Remember How to Look Good Naked? It was a short-lived show on Lifetime that I couldn’t tell you much about, save for one part, which I never forgot. Host Carson Kressley would ask a woman to look at a lineup of women, all of different sizes, and point to which body looked the most like hers. SURPRISE! She would always pick someone far larger than she actually was. In hindsight the premise was pretty gross (those poor lined-up women!), but the wobbly self-perception did strike a chord.
According to a new study in Medical News Today, there might be a reason women are less effective at judging their own bodies and more susceptible to eating disorders than men. As in, more than just fucked up societal standards. The scientists behind the study, which was published in the medical journal Cerebral Cortex, set out to explore something more biological: why, neurologically, women tend to overestimate the size of their bodies (which has been proven in previous studies).

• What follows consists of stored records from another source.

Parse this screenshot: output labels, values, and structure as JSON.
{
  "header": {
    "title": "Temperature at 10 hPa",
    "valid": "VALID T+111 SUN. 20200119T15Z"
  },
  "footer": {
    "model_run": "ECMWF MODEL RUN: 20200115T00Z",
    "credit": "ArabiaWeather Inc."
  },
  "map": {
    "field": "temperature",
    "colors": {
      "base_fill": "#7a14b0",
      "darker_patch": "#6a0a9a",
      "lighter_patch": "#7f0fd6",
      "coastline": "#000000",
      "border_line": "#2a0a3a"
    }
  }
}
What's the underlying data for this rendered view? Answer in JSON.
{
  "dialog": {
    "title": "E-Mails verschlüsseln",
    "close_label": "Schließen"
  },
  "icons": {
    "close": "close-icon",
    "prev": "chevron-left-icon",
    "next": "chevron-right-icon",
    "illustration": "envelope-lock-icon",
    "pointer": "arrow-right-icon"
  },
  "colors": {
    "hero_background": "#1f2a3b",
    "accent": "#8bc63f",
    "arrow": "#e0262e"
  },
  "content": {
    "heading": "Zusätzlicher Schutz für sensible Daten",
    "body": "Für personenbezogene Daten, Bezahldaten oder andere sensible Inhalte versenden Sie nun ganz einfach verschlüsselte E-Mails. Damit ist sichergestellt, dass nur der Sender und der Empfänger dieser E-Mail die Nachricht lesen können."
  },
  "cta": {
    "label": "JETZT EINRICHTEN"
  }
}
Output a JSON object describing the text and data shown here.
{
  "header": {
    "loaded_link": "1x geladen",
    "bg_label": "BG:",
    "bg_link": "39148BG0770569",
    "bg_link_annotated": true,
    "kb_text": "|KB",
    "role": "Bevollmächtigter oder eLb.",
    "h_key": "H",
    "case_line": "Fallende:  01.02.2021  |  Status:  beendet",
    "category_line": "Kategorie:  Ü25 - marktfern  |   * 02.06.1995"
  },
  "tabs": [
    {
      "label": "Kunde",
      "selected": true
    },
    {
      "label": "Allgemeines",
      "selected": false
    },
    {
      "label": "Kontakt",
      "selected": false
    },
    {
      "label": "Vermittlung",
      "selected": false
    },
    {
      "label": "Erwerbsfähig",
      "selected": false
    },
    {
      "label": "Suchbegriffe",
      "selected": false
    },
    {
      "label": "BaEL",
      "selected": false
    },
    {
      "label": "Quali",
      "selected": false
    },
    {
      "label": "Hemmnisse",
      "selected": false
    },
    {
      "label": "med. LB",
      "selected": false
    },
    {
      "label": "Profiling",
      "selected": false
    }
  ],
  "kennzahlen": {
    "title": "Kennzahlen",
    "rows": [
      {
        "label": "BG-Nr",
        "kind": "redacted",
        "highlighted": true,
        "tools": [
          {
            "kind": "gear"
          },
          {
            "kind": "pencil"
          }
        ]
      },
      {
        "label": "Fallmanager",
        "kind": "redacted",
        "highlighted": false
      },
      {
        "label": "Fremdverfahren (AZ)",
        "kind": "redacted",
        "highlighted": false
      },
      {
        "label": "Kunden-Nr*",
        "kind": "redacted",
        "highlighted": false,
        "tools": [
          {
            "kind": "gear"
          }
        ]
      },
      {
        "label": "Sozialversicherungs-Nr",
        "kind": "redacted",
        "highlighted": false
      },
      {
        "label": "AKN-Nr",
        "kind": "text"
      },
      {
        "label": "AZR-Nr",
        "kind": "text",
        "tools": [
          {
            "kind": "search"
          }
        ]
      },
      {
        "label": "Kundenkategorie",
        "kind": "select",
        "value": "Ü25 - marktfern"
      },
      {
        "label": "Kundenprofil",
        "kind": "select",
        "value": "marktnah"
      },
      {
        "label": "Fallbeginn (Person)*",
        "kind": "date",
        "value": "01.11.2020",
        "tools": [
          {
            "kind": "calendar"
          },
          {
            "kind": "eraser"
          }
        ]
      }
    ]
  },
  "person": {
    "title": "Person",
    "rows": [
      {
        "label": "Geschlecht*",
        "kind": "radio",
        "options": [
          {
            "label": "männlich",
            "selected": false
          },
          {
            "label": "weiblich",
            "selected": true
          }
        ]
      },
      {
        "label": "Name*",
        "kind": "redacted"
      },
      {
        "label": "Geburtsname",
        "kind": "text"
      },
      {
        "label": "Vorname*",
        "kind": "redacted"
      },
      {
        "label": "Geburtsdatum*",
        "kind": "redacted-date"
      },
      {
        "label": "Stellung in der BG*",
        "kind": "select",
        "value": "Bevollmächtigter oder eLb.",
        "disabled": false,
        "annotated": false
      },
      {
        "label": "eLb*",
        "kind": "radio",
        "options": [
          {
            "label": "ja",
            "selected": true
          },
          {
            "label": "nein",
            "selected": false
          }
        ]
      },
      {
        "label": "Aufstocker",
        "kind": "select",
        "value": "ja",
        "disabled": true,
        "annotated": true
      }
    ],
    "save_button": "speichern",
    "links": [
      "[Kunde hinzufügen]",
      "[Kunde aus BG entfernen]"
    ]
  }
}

Doctors and scientists have been interested in eating disorders for a while, which makes sense when you consider the growing portion of our population that is suffering. According to the National Eating Disorders Association (NEDA), that number is around 30 million in America. That’s roughly 10% of the population! And 20 million of that 30 are female.
Are you surprised by that split? I’m not; expectations on women’s bodies are ridiculous. We talk about this all the time.
The actual study sounds like something out of a sci-fi movie. The 32 participants, none of whom had histories with eating disorders, were required to wear a virtual reality headset that would make their own bodies appear one of two ways: slim or obese. Then researchers watched how their brains responded.
“When participants looked at their ‘obese’ bodies,” reports Medical News Today, “the team identified a direct link between activity in the area of the brain associated with body perception — the parietal lobe — and activity in the anterior cingulate cortex, the brain region related to the processing of subjective emotions, such as fear and anger. What is more, the researchers found that such brain activity was more prominent in women than men, suggesting that ‘owning’ an obese body is likely to lead to higher body dissatisfaction in women.”
In short: The way we as women perceive our bodies is more closely connected to our subjective emotions than it is for men. Does this sound familiar to you? It does for me. I think about this more than I’d care to admit, and it’s both comforting and disappointing to see there are societal and now maybe biological explanations as to why. Do you struggle to see yourself clearly? Do you spend time wishing you could?
Photo via iStock.